Requirement: Find the lines in the records that carry the word "Media". Copy each one.

[Extracted information]

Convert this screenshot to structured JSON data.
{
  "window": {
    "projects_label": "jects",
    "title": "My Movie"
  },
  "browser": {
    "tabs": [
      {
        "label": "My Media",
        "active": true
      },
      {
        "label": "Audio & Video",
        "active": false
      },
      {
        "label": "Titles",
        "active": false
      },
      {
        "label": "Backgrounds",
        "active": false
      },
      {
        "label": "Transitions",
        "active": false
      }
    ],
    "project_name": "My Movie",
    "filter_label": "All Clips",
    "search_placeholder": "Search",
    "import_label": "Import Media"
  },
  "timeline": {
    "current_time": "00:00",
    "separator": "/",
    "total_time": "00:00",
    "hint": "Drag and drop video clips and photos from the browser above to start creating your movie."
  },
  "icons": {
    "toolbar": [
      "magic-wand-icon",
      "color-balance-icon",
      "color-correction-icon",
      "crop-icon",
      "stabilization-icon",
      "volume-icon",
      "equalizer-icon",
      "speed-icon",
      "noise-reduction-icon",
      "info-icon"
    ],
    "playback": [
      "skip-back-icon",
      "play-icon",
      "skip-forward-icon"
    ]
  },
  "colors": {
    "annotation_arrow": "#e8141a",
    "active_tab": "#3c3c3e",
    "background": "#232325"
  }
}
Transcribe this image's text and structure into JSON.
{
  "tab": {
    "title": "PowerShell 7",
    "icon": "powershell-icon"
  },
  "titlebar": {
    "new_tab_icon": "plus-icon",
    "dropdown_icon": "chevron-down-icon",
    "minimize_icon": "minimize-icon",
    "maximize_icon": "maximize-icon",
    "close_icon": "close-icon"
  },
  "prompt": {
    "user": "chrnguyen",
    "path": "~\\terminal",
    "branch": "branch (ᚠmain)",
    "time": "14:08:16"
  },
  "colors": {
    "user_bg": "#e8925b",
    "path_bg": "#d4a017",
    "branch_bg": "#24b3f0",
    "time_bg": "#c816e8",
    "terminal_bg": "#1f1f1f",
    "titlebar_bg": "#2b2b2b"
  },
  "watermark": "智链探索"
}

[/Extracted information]

Final answer:
        "label": "My Media",
    "import_label": "Import Media"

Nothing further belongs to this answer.